Wave 4 of ‘Understanding Society’, the UK Household Longitudinal Study, is now available to registered users of the UK Data Service.
Every year the study collects data on the social and economic characteristics of people living in 40,000 households across the country. In addition, the British Household Panel Survey, which began in 1991, has been integrated into the study. There is also a large booster sample of ethnic minorities. The data allow researchers to study social change over past decades and prospectively for decades to come.
The study is largely funded by the Economic and Social Research Council (ESRC). It is designed and managed by a group in the Institute for Social and Economic Research (ISER) at the University of Essex. (To declare an interest, I am acting director of ISER as well as co-director of BRIN.)
The Wave 4 dataset is the product of interviews with nearly 70,000 adults and 9,000 children (age 10-15). It covers some new topics (for example on wellbeing, post-Olympic participation in sport, net income) and a number of areas of enquiry that have appeared previously. Respondents provided information about their religion in the first wave, and Wave 4 goes further.
The basic question on religious affiliation is posed using the filter plus follow-up wording: “Do you regard yourself as belonging to any particular religion?” [If yes] “Which religion do you regard yourself as belonging to?” The breakdown for adults in Great Britain is:
No religion 50.4
Church of England/Anglican 24.1
Roman Catholic 8.5
Church of Scotland 2.1
Free Church or Free Presbyterian Church of Scotland 0.2
Congregational/United Reform/URC 0.3
Other Christian 1.9
Christian (no denomination specified) 3.8
On frequency of attendance at religious services or meetings, the distribution is:
Once a week or more often 10.8
Less often but at least once a month 6.0
Less often but at least once a year 14.2
Never or practically never 22.2
Only at weddings, funerals etc. 46.8

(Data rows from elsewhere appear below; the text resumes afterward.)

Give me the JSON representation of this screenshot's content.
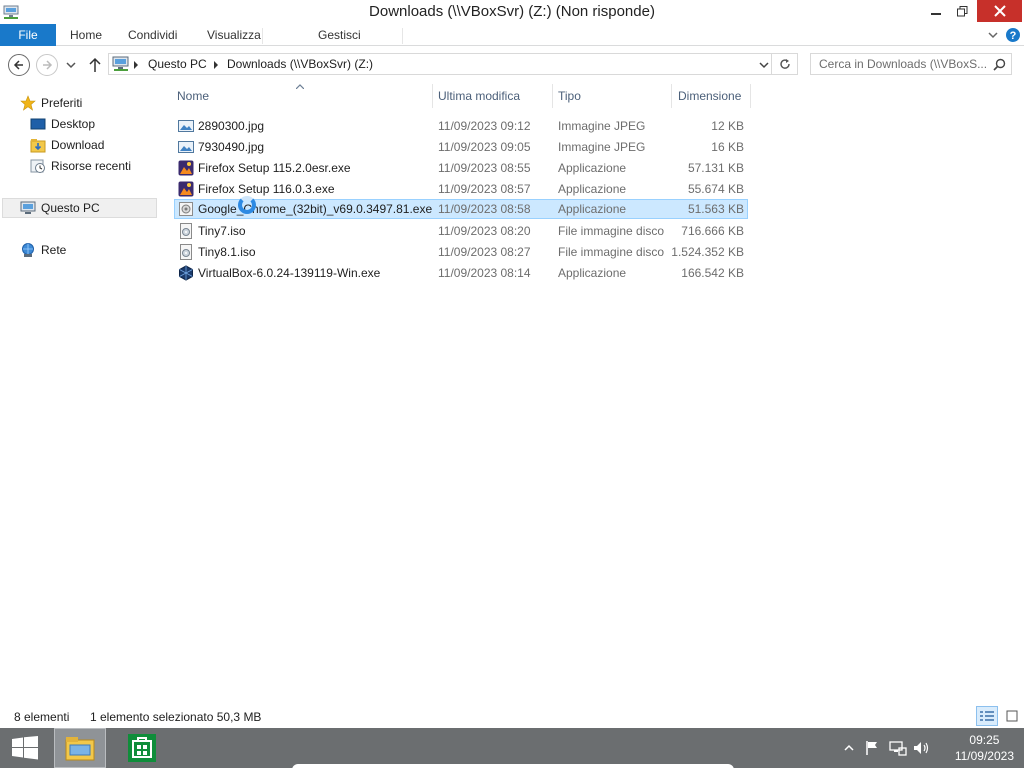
{
  "window": {
    "title": "Downloads (\\\\VBoxSvr) (Z:) (Non risponde)",
    "close_color": "#c7302a",
    "accent": "#1979ca"
  },
  "ribbon": {
    "tabs": [
      "File",
      "Home",
      "Condividi",
      "Visualizza",
      "Gestisci"
    ]
  },
  "address": {
    "crumbs": [
      "Questo PC",
      "Downloads (\\\\VBoxSvr) (Z:)"
    ],
    "search_placeholder": "Cerca in Downloads (\\\\VBoxS..."
  },
  "nav": {
    "favorites": "Preferiti",
    "desktop": "Desktop",
    "download": "Download",
    "recent": "Risorse recenti",
    "this_pc": "Questo PC",
    "network": "Rete"
  },
  "columns": {
    "name": "Nome",
    "modified": "Ultima modifica",
    "type": "Tipo",
    "size": "Dimensione"
  },
  "files": [
    {
      "name": "2890300.jpg",
      "modified": "11/09/2023 09:12",
      "type": "Immagine JPEG",
      "size": "12 KB",
      "icon": "image-icon"
    },
    {
      "name": "7930490.jpg",
      "modified": "11/09/2023 09:05",
      "type": "Immagine JPEG",
      "size": "16 KB",
      "icon": "image-icon"
    },
    {
      "name": "Firefox Setup 115.2.0esr.exe",
      "modified": "11/09/2023 08:55",
      "type": "Applicazione",
      "size": "57.131 KB",
      "icon": "firefox-icon"
    },
    {
      "name": "Firefox Setup 116.0.3.exe",
      "modified": "11/09/2023 08:57",
      "type": "Applicazione",
      "size": "55.674 KB",
      "icon": "firefox-icon"
    },
    {
      "name": "Google_Chrome_(32bit)_v69.0.3497.81.exe",
      "modified": "11/09/2023 08:58",
      "type": "Applicazione",
      "size": "51.563 KB",
      "icon": "installer-icon",
      "selected": true
    },
    {
      "name": "Tiny7.iso",
      "modified": "11/09/2023 08:20",
      "type": "File immagine disco",
      "size": "716.666 KB",
      "icon": "disc-image-icon"
    },
    {
      "name": "Tiny8.1.iso",
      "modified": "11/09/2023 08:27",
      "type": "File immagine disco",
      "size": "1.524.352 KB",
      "icon": "disc-image-icon"
    },
    {
      "name": "VirtualBox-6.0.24-139119-Win.exe",
      "modified": "11/09/2023 08:14",
      "type": "Applicazione",
      "size": "166.542 KB",
      "icon": "virtualbox-icon"
    }
  ],
  "status": {
    "count": "8 elementi",
    "selection": "1 elemento selezionato  50,3 MB"
  },
  "taskbar": {
    "time": "09:25",
    "date": "11/09/2023",
    "color": "#6b6e70"
  }
}
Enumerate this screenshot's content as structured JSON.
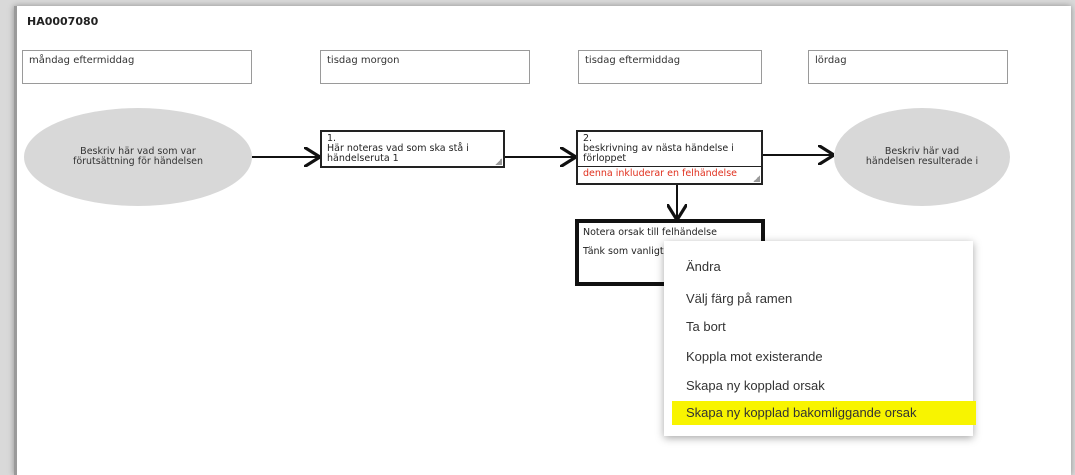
{
  "case_id": "HA0007080",
  "time_labels": [
    "måndag eftermiddag",
    "tisdag morgon",
    "tisdag eftermiddag",
    "lördag"
  ],
  "start_ellipse": "Beskriv här vad som var förutsättning för händelsen",
  "end_ellipse": "Beskriv här vad händelsen resulterade i",
  "event1": {
    "number": "1.",
    "text": "Här noteras vad som ska stå i händelseruta 1"
  },
  "event2": {
    "number": "2.",
    "text": "beskrivning av nästa händelse i förloppet",
    "note": "denna inkluderar en felhändelse"
  },
  "cause": {
    "title": "Notera orsak till felhändelse",
    "text": "Tänk som vanligt t..."
  },
  "context_menu": {
    "items": [
      "Ändra",
      "Välj färg på ramen",
      "Ta bort",
      "Koppla mot existerande",
      "Skapa ny kopplad orsak",
      "Skapa ny kopplad bakomliggande orsak"
    ],
    "highlighted_color": "#f8f400"
  }
}
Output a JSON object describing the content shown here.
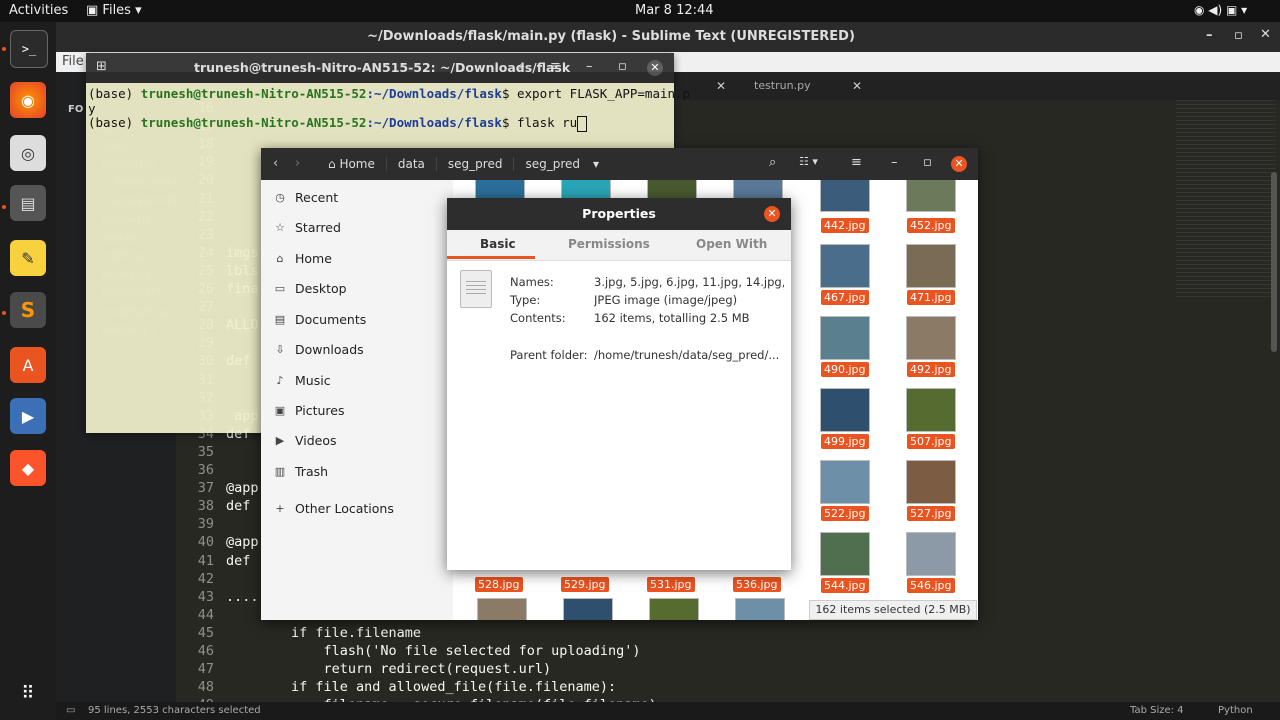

Respondents were also asked “How much difference would you say religious beliefs make to your life? Would you say they make …”
a great difference 15.2
some difference 17.5
a little difference 18.9
no difference 48.5
Wave 4 contained a religious practice module, but it was used for the ethnic minority boost rather than the entire sample. Respondents were asked to say whether “My religious beliefs affect … what I eat / drink (such as alcohol) / wear / my decisions related to marriage and dating / what school I would send my children to / my decisions for charitable giving and helping others / my decisions related to investment and savings / the friends I choose / the sort of job I would do.”
As expected, Muslims are considerably more religious than the majority of the population. Nearly three quarters (72%) claim to pray every day, and more than three quarters (77%) say that religious beliefs make a great difference in their lives. For most, religion has a substantial effect on what they eat, drink, and so on. Only for a minority, though, does faith affect schooling or friendship decisions. And not all self-identified Muslims are devout: one in eight (12%) pray less than weekly.
This descriptive summary provides only a hint of the work to come. The longitudinal and household nature of the survey mean that scholars will be able to analyse change in the religious involvement of individual respondents, the way that religiosity is linked to family, and so on.